The final document regarding participation in communion by those divorced and remarried church mates remains deliberately vague. However, it calls for a very thorough distinction to be made between the different situations that exist. The Pope is asked to find a solution for those cases where it cannot be comprehended why active Catholics are allowed to participate in all ecclesial life except communion. After all, these people are not excommunicated. The hardliners will not be pleased with this, who did not even muster a third of the dissenting votes.
Surely there are also disappointments. Most groups had demanded that polygamy, arranged marriages, marriages of different religions and marriages of different denominations were not simply to be listed as problems in one sentence. Moreover, the sentence makes it sound as if the non-Catholic partner is automatically to blame for problems in marriages where different denominations are involved. Nevertheless, this sentence has remained unchanged.
After all, further back in the final document there is a very substantial and to some extent progressive section on marriages involving different denominations, which in line with Pope Francis assumes that here two Christians are married to each other.
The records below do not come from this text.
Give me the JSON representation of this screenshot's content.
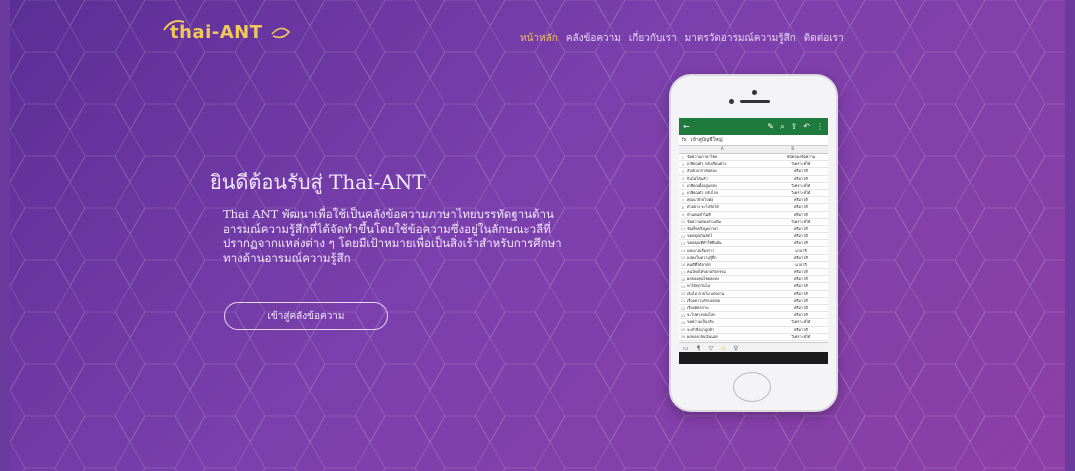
{
  "brand": {
    "logo_text": "thai-ANT",
    "logo_color": "#f0c75a"
  },
  "nav": {
    "items": [
      {
        "label": "หน้าหลัก",
        "active": true
      },
      {
        "label": "คลังข้อความ",
        "active": false
      },
      {
        "label": "เกี่ยวกับเรา",
        "active": false
      },
      {
        "label": "มาตรวัดอารมณ์ความรู้สึก",
        "active": false
      },
      {
        "label": "ติดต่อเรา",
        "active": false
      }
    ]
  },
  "hero": {
    "welcome": "ยินดีต้อนรับสู่ Thai-ANT",
    "description": "Thai ANT พัฒนาเพื่อใช้เป็นคลังข้อความภาษาไทยบรรทัดฐานด้านอารมณ์ความรู้สึกที่ได้จัดทำขึ้นโดยใช้ข้อความซึ่งอยู่ในลักษณะวลีที่ปรากฏจากแหล่งต่าง ๆ โดยมีเป้าหมายเพื่อเป็นสิ่งเร้าสำหรับการศึกษาทางด้านอารมณ์ความรู้สึก",
    "cta_label": "เข้าสู่คลังข้อความ"
  },
  "phone_sheet": {
    "formula_text": "เข้าสู่บัญชีใหญ่",
    "col_a": "A",
    "col_b": "B",
    "rows": [
      [
        "ข้อความภาษาไทย",
        "ชนิดของข้อความ"
      ],
      [
        "เกษียณตัว กลับเรียนต่าง",
        "วิเคราะห์ได้"
      ],
      [
        "ลับลับอากาศลดลง",
        "ครีมาวดี"
      ],
      [
        "กินไม่ได้แล้ว",
        "ครีมาวดี"
      ],
      [
        "เกษียณตั้งอยู่แหล่ง",
        "วิเคราะห์ได้"
      ],
      [
        "เกษียณตัว กลับไกล",
        "วิเคราะห์ได้"
      ],
      [
        "คุณนาย้ายไปต่อ",
        "ครีมาวดี"
      ],
      [
        "ตัวอย่าง จะไปรับได้",
        "ครีมาวดี"
      ],
      [
        "บ้านคนทำไม่ดี",
        "ครีมาวดี"
      ],
      [
        "ข้อความพ้องสามเดิม",
        "วิเคราะห์ได้"
      ],
      [
        "ข้อเท็จจริงพูดภาษา",
        "ครีมาวดี"
      ],
      [
        "ขอบคุณกินสัตว์",
        "ครีมาวดี"
      ],
      [
        "ขอบคุณที่ทำให้ยืนยัน",
        "ครีมาวดี"
      ],
      [
        "แต่งงานเรื่องราว",
        "นาบาลี"
      ],
      [
        "แสดงในความรู้สึก",
        "ครีมาวดี"
      ],
      [
        "คนดีที่ได้ลาพัก",
        "นาบาลี"
      ],
      [
        "คนไทยได้ขยายกิจกรรม",
        "ครีมาวดี"
      ],
      [
        "ผลของคนไทยลดลง",
        "ครีมาวดี"
      ],
      [
        "หาได้ทุกวันไม่",
        "ครีมาวดี"
      ],
      [
        "เงินไม่ ตายไม่ แต่งงาน",
        "ครีมาวดี"
      ],
      [
        "เรื่องความรักบอกต่อ",
        "ครีมาวดี"
      ],
      [
        "เรื่องมิตรภาพ",
        "ครีมาวดี"
      ],
      [
        "จะไปทางของโลก",
        "ครีมาวดี"
      ],
      [
        "ขอความเป็นจริง",
        "วิเคราะห์ได้"
      ],
      [
        "จะทำสิ่งน่าลูกค้า",
        "ครีมาวดี"
      ],
      [
        "ผลของกลับเงินนอก",
        "วิเคราะห์ได้"
      ]
    ]
  }
}
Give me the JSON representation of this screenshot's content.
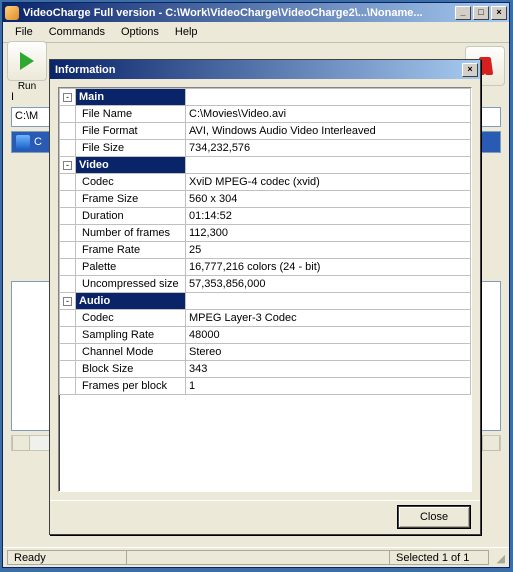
{
  "outer": {
    "title": "VideoCharge Full version - C:\\Work\\VideoCharge\\VideoCharge2\\...\\Noname...",
    "menu": [
      "File",
      "Commands",
      "Options",
      "Help"
    ],
    "run_label": "Run",
    "tab_prefix": "I",
    "path_prefix": "C:\\M",
    "file_prefix": "C"
  },
  "dialog": {
    "title": "Information",
    "close_label": "Close",
    "sections": [
      {
        "name": "Main",
        "rows": [
          {
            "k": "File Name",
            "v": "C:\\Movies\\Video.avi"
          },
          {
            "k": "File Format",
            "v": "AVI, Windows Audio Video Interleaved"
          },
          {
            "k": "File Size",
            "v": "734,232,576"
          }
        ]
      },
      {
        "name": "Video",
        "rows": [
          {
            "k": "Codec",
            "v": "XviD MPEG-4 codec (xvid)"
          },
          {
            "k": "Frame Size",
            "v": "560 x 304"
          },
          {
            "k": "Duration",
            "v": "01:14:52"
          },
          {
            "k": "Number of frames",
            "v": "112,300"
          },
          {
            "k": "Frame Rate",
            "v": "25"
          },
          {
            "k": "Palette",
            "v": "16,777,216 colors (24 - bit)"
          },
          {
            "k": "Uncompressed size",
            "v": "57,353,856,000"
          }
        ]
      },
      {
        "name": "Audio",
        "rows": [
          {
            "k": "Codec",
            "v": "MPEG Layer-3 Codec"
          },
          {
            "k": "Sampling Rate",
            "v": "48000"
          },
          {
            "k": "Channel Mode",
            "v": "Stereo"
          },
          {
            "k": "Block Size",
            "v": "343"
          },
          {
            "k": "Frames per block",
            "v": "1"
          }
        ]
      }
    ]
  },
  "status": {
    "ready": "Ready",
    "selected": "Selected 1 of 1"
  }
}
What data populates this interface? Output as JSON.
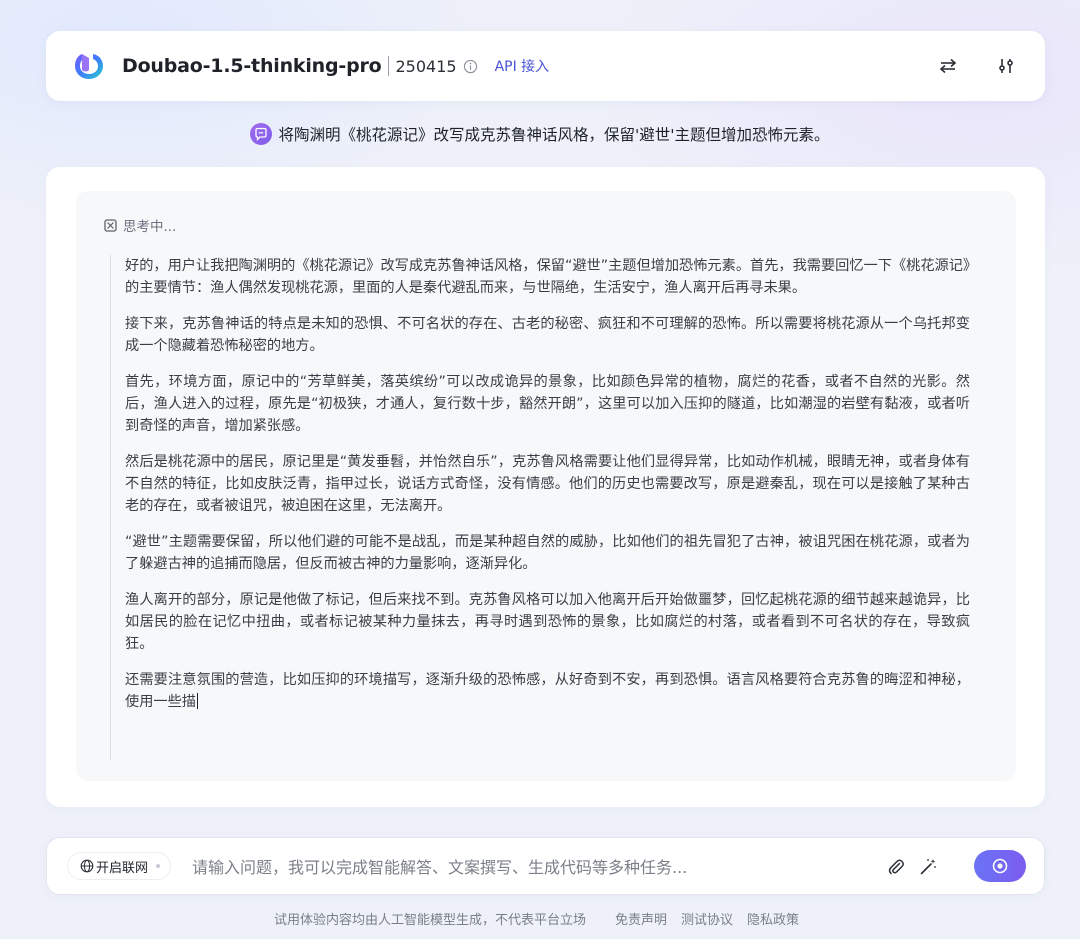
{
  "header": {
    "model_name": "Doubao-1.5-thinking-pro",
    "version": "250415",
    "api_label": "API 接入",
    "icons": [
      "doubao-logo",
      "info-icon",
      "switch-arrows-icon",
      "settings-sliders-icon"
    ]
  },
  "prompt": {
    "text": "将陶渊明《桃花源记》改写成克苏鲁神话风格，保留'避世'主题但增加恐怖元素。"
  },
  "thinking": {
    "status": "思考中...",
    "paragraphs": [
      "好的，用户让我把陶渊明的《桃花源记》改写成克苏鲁神话风格，保留“避世”主题但增加恐怖元素。首先，我需要回忆一下《桃花源记》的主要情节：渔人偶然发现桃花源，里面的人是秦代避乱而来，与世隔绝，生活安宁，渔人离开后再寻未果。",
      "接下来，克苏鲁神话的特点是未知的恐惧、不可名状的存在、古老的秘密、疯狂和不可理解的恐怖。所以需要将桃花源从一个乌托邦变成一个隐藏着恐怖秘密的地方。",
      "首先，环境方面，原记中的“芳草鲜美，落英缤纷”可以改成诡异的景象，比如颜色异常的植物，腐烂的花香，或者不自然的光影。然后，渔人进入的过程，原先是“初极狭，才通人，复行数十步，豁然开朗”，这里可以加入压抑的隧道，比如潮湿的岩壁有黏液，或者听到奇怪的声音，增加紧张感。",
      "然后是桃花源中的居民，原记里是“黄发垂髫，并怡然自乐”，克苏鲁风格需要让他们显得异常，比如动作机械，眼睛无神，或者身体有不自然的特征，比如皮肤泛青，指甲过长，说话方式奇怪，没有情感。他们的历史也需要改写，原是避秦乱，现在可以是接触了某种古老的存在，或者被诅咒，被迫困在这里，无法离开。",
      "“避世”主题需要保留，所以他们避的可能不是战乱，而是某种超自然的威胁，比如他们的祖先冒犯了古神，被诅咒困在桃花源，或者为了躲避古神的追捕而隐居，但反而被古神的力量影响，逐渐异化。",
      "渔人离开的部分，原记是他做了标记，但后来找不到。克苏鲁风格可以加入他离开后开始做噩梦，回忆起桃花源的细节越来越诡异，比如居民的脸在记忆中扭曲，或者标记被某种力量抹去，再寻时遇到恐怖的景象，比如腐烂的村落，或者看到不可名状的存在，导致疯狂。",
      "还需要注意氛围的营造，比如压抑的环境描写，逐渐升级的恐怖感，从好奇到不安，再到恐惧。语言风格要符合克苏鲁的晦涩和神秘，使用一些描"
    ]
  },
  "input": {
    "web_toggle_label": "开启联网",
    "placeholder": "请输入问题，我可以完成智能解答、文案撰写、生成代码等多种任务...",
    "value": "",
    "icons": [
      "globe-icon",
      "paperclip-icon",
      "magic-wand-icon",
      "send-icon"
    ]
  },
  "footer": {
    "disclaimer": "试用体验内容均由人工智能模型生成，不代表平台立场",
    "links": [
      "免责声明",
      "测试协议",
      "隐私政策"
    ]
  },
  "colors": {
    "accent": "#4a52d9",
    "send_gradient_start": "#6a73f5",
    "send_gradient_end": "#7c5cf0",
    "background": "#eef1f9"
  }
}
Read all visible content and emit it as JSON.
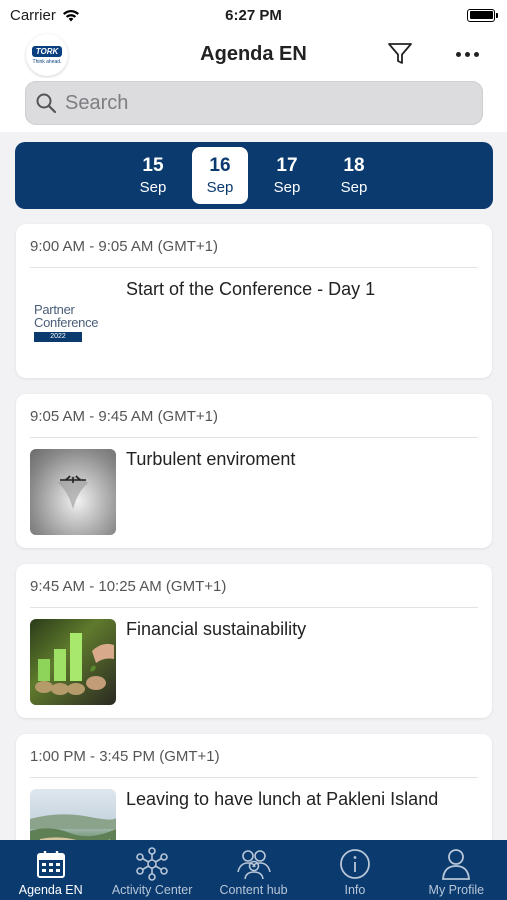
{
  "status": {
    "carrier": "Carrier",
    "time": "6:27 PM",
    "battery_level": 1.0
  },
  "header": {
    "title": "Agenda EN",
    "logo_text": "TORK",
    "logo_tagline": "Think ahead."
  },
  "search": {
    "placeholder": "Search"
  },
  "dates": [
    {
      "day": "15",
      "month": "Sep",
      "active": false
    },
    {
      "day": "16",
      "month": "Sep",
      "active": true
    },
    {
      "day": "17",
      "month": "Sep",
      "active": false
    },
    {
      "day": "18",
      "month": "Sep",
      "active": false
    }
  ],
  "sessions": [
    {
      "time": "9:00 AM - 9:05 AM (GMT+1)",
      "title": "Start of the Conference - Day 1",
      "image": {
        "line1": "Partner",
        "line2": "Conference",
        "year": "2022"
      }
    },
    {
      "time": "9:05 AM - 9:45 AM (GMT+1)",
      "title": "Turbulent enviroment"
    },
    {
      "time": "9:45 AM - 10:25 AM (GMT+1)",
      "title": "Financial sustainability"
    },
    {
      "time": "1:00 PM - 3:45 PM (GMT+1)",
      "title": "Leaving to have lunch at Pakleni Island"
    }
  ],
  "tabs": [
    {
      "label": "Agenda EN",
      "icon": "calendar-icon",
      "active": true
    },
    {
      "label": "Activity Center",
      "icon": "network-icon",
      "active": false
    },
    {
      "label": "Content hub",
      "icon": "people-group-icon",
      "active": false
    },
    {
      "label": "Info",
      "icon": "info-icon",
      "active": false
    },
    {
      "label": "My Profile",
      "icon": "person-icon",
      "active": false
    }
  ],
  "colors": {
    "brand": "#0a3a6e",
    "background": "#f2f2f4"
  }
}
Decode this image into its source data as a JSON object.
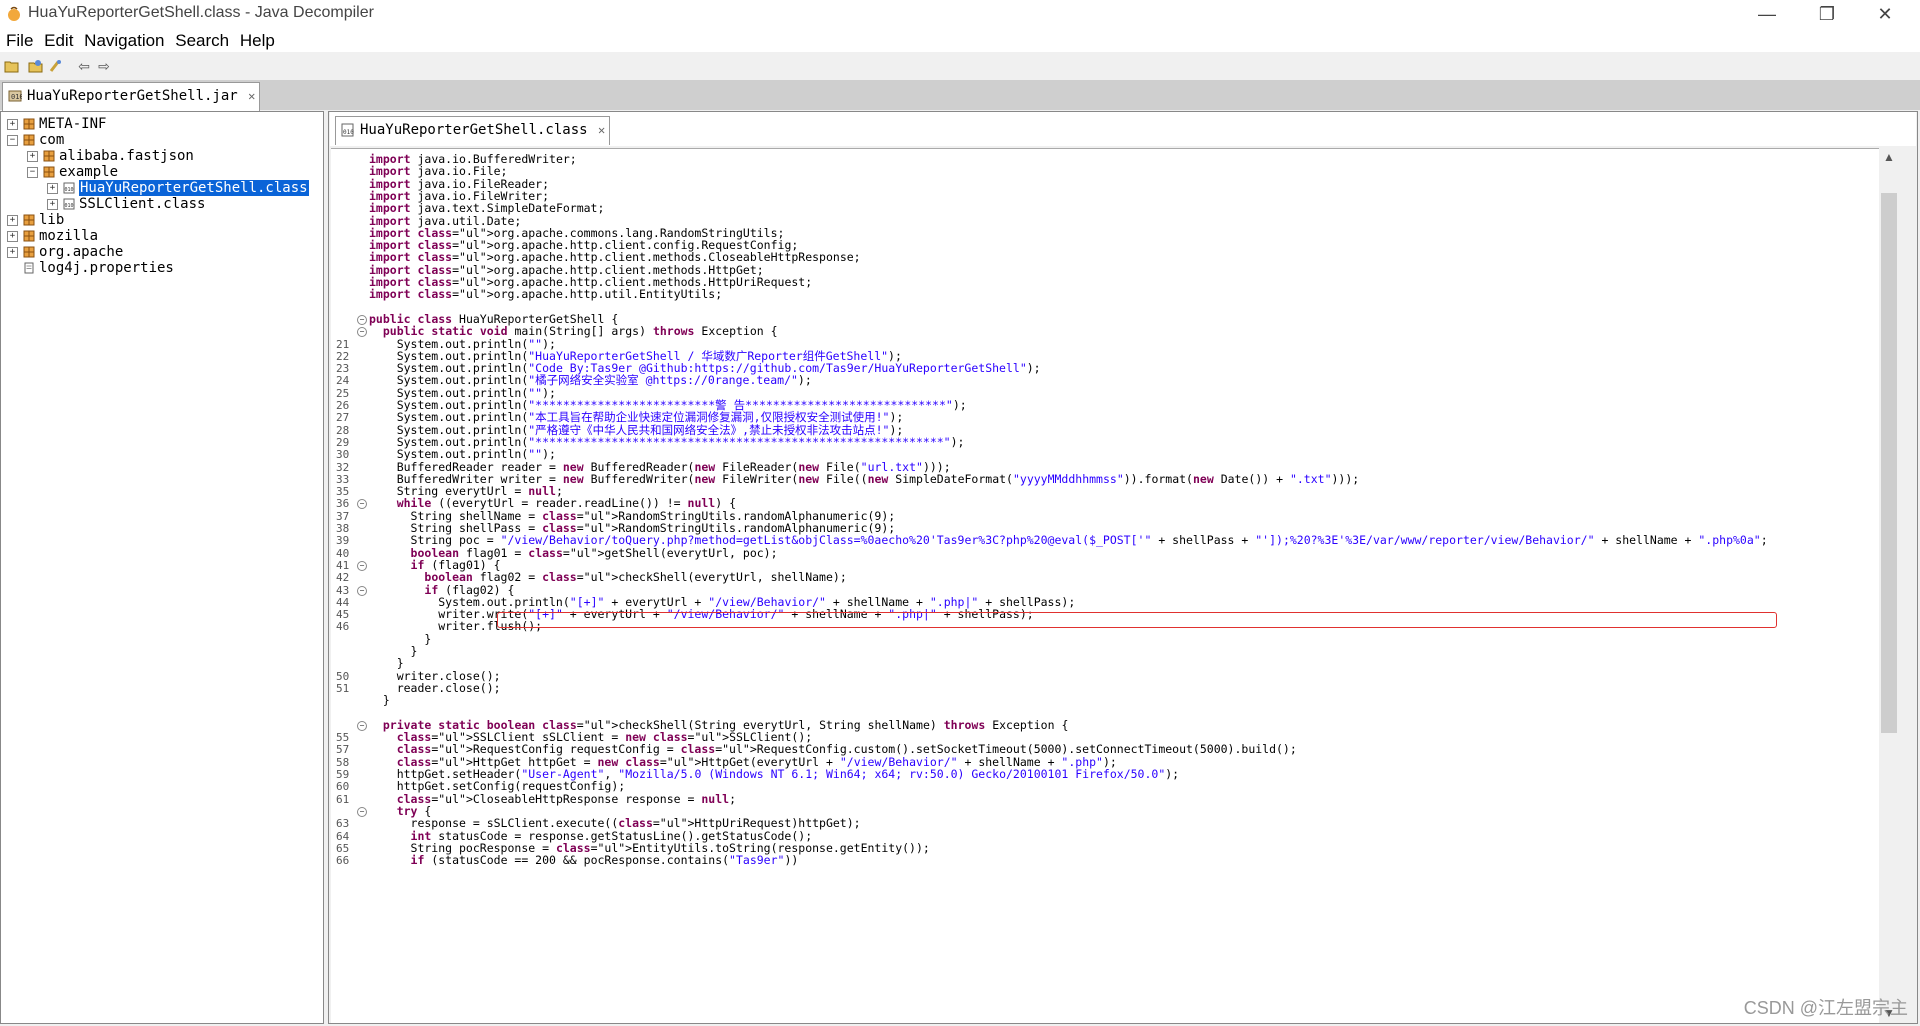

The indication for thought to be given to the non-Catholic, believing partner being able to exceptionally take part in communion is already astonishing for the Catholic Church, even if this is already reality for Orthodox but not for Protestant partners.
Will Evangelicals now become Catholic?
One more word about the concern some fellow evangelicals have that tomorrow we would convert in droves to the church of this nice Pope. Every day, thousands of Catholics in Latin America and in the Global South convert to Pentecostal churches and evangelical congregations. No counter-development has been recognized. Today we above all conduct serious doctrinal talks, and the desire from the side of the Vatican is that we clearly formulate and introduce our view clearly. However, the difference today is the following: The Pope views Protestant Christians as fully-fledged believers and speaks openly that the active Christianity of Evangelicals and Pentecostals in prayer, sanctification, and witness is exemplary for Catholics.
You have to look at all the differences in teaching that we are currently working on very intensively in dialogue: In the practical fight against injustice, we have far too many topics where we have to be on the ball together with others (e.g. human trafficking and corruption). In other cases, it even looks like we are only left with each other for the most part, namely on the topics of abortion and lifelong marriage. After all, Protestants and Catholics together account for almost two billion people. One can clearly feel that the Pope sees much greater similarities with us than with what were Evangelical state churches. Additionally, these state churches of course only play a major role in the West. Outside of the West, the majority of Protestants are often Evangelicals. In a country like Korea, for example, the number is ninety percent.
First published in German at www.pro-medienmagazin.de
Links (all photos © Thomas Schirrmacher):
- Interview with Thomas Schirrmacherin in the WELT am SONNTAG: „Einer roch den Duft des Teufels“ [‘One smelled the Scent of the Devil’]
- Article „Einsatz für Lebensrecht und Ehe, Gemeinsamkeit zwischen Katholiken und Evangelikalen“ [‘Commitment to the right to life and marriage; common ground between Catholics and Evangelicals’]
- Article „Wie Papst und Evangelikale die Familie retten wollen“ [‘How the Pope and Evangelicals Want to Save the Family’]